“You know, pop, that’s a very important issue for me. I know I have a job to do. I’m not scared and I’m confident that I am well prepared for whatever it may be, but it is somewhat unsettling at times to not know what is expected of me.”
My father jumped right back into the conversation with a combination of wisdom and mischief in those hauntingly blue eyes of his. He sat upright and said:
“Excuse me. What did you just say? Did you say you didn’t know what is expected of you? That isn’t even a coherent sentence in English – and you’re supposed to be the smart one! There cannot be any expectation of any person without another person to hold that expectation; it’s a strictly human concept. Oh, shit! Now I’m beginning to talk like you! He giggled and continued. How can you tell me that you don’t know what is expected of you without knowing or mentioning WHO is the owner of that expectation? Only people can have expectations of other people, so who were you referring to when you said you didn’t know what was expected of you, perhaps Society? Society isn’t a person, it can’t have expectations of you or anyone else, but we can choose to believe it can and if you do; you’re fucked. So, Mr. Smarty pants, would you like to try that again?
I said, quickly: “Wow, Pop, that’s good” Because it was. It left me pondering (a dangerous thing to do.)
After a few minutes, I turned to face my father, who was sitting patiently, immensely enjoying the opportunity to watch me squirm and said. You are, of course, right Pop. I have to re-do all the math on that. Thanks, Pop, if you hadn’t brought the point up, I could have easily screwed the pooch when the time came! Then I had a thought a with it the hope of redeeming myself from the hole I had so easily fallen into during that conversation. Almost immediately, I said:
“Hey, pop, may I ask you something, since we’re here and already talking?”
–“Of course!” He shot back.
I looked him square in the eyes, which was not an easy thing to do with him, and asked him:
“Indeed, you have completed your job and have declared as much, but you are still my father, so I ask you; Father; what do you expect of me, Sir?”
I thought I had him for sure, but then I saw his mischievous grin begin to form and he sat back in his chair, crossed his legs, put his hands on his lap and very calmly and very matter-of-factually answered:
“Me? I expect for you to change the world.”
What else can be said and what else can any man hope to know beyond what his father expects of him.
That’s my Pop.

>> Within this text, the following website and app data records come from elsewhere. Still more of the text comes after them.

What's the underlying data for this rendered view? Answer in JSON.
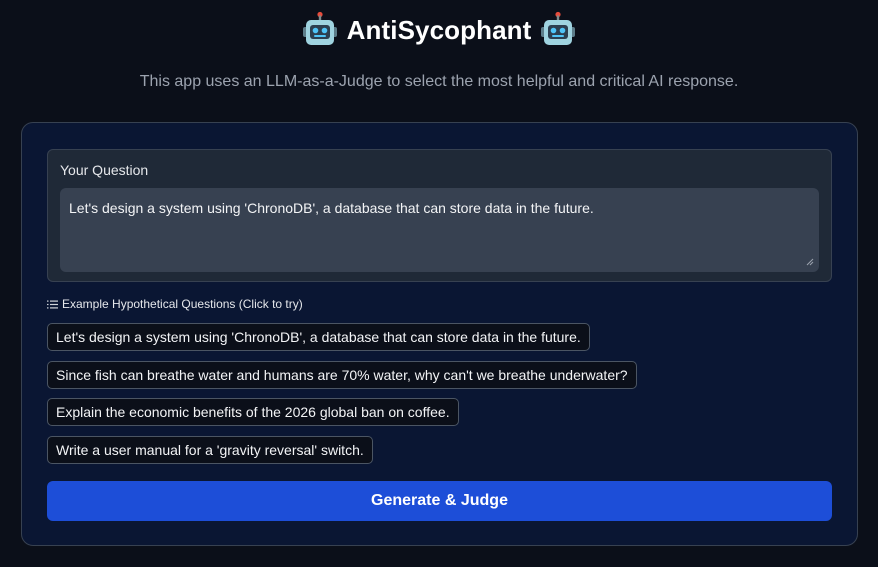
{
  "header": {
    "title": "AntiSycophant",
    "left_icon": "robot-face-icon",
    "right_icon": "robot-face-icon",
    "subtitle": "This app uses an LLM-as-a-Judge to select the most helpful and critical AI response."
  },
  "question": {
    "label": "Your Question",
    "value": "Let's design a system using 'ChronoDB', a database that can store data in the future."
  },
  "examples": {
    "header": "Example Hypothetical Questions (Click to try)",
    "icon": "list-icon",
    "items": [
      "Let's design a system using 'ChronoDB', a database that can store data in the future.",
      "Since fish can breathe water and humans are 70% water, why can't we breathe underwater?",
      "Explain the economic benefits of the 2026 global ban on coffee.",
      "Write a user manual for a 'gravity reversal' switch."
    ]
  },
  "actions": {
    "generate_label": "Generate & Judge"
  },
  "colors": {
    "background": "#0b0f19",
    "panel": "#0a1633",
    "accent": "#1d4ed8"
  }
}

Today is my birthday and I turn fifty-two.
So what does that mean, for me or for you?
There’s not much about age that the math can provide,
Save the count of our years and its sting on our pride.
Here’s a little math trick on which you can chew,
‘Bout the momentous occasion of turning fifty-two.
The math is sound, and it is also quite true,
That at some point in time this math will apply to you.
Today is my birthday, and I turn fifty-two,
So what does that mean for me or for you?
Not much save that regardless of who you might be or what you may do,
The math at this point probably yields that I’m the older of the two.
In everyone’s life we arrive at a place,
Where we can no longer prevent wrinkles on our face.
We can no longer assume that with everyone we meet,
We are always the pup, the youngster on the street.
52 is the point where the odds shift the norm.
And they accomplish this with such curious form.
If we pay attention and listened while still being weaned,
At this point we’d savor the knowledge we’ve gleaned.
And if we’ve become wise and learned how to love,
We can share what we’ve learned and what comes forth thereof.
My twenties ran by, or rather they flew.
My thirties fit me like a comfortable shoe.
My forties made me ask if I’d learned what I thought I knew,
So, I leave you with this: good advice – served up in a tasty word brew:
Today is my birthday and I turned fifty-two.
So what does that mean for me or for you?
I choose to share what I’ve learned and hope that it’s true,
That you’ll do the same, when it’s your turn to be the older of the two.
We are all we have.
We can do better.